"We would also like to thank the tremendous efforts of the whole research team, all of the many individuals that help us set up the nuts and bolts of this research site, as well as the support of the leadership of UVM Medical Center and the Larner College of Medicine,” said Kristen Pierce, M.D., co-director of the Vaccine Testing Center, professor of medicine, and an infectious disease expert at UVM Medical Center.

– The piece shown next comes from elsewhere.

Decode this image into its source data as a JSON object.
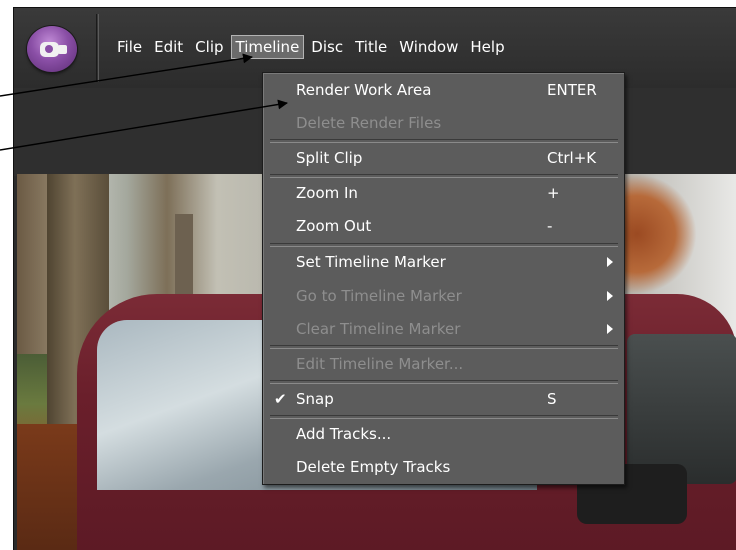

Participants in the study will continue to be monitored for about two years. The AstraZeneca vaccine has not yet been approved for use in the United States. It was recently approved for use in the United Kingdom by the U.K. regulatory authorities, based on other, smaller studies performed in the U.K. and Brazil. The U.S.-based trial will be the largest and most uniformly-designed trial of the AstraZeneca COVID-19 vaccine. Data from this trial is hoped to be ready for FDA review in the coming weeks or months. AstraZeneca is thought to have the largest manufacturing capacity for a COVID-19 vaccine, and has created a vaccine that is less expensive and easier to store than other COVID-19 vaccines. The company plans to make 3 billion doses in 2021 for distribution globally.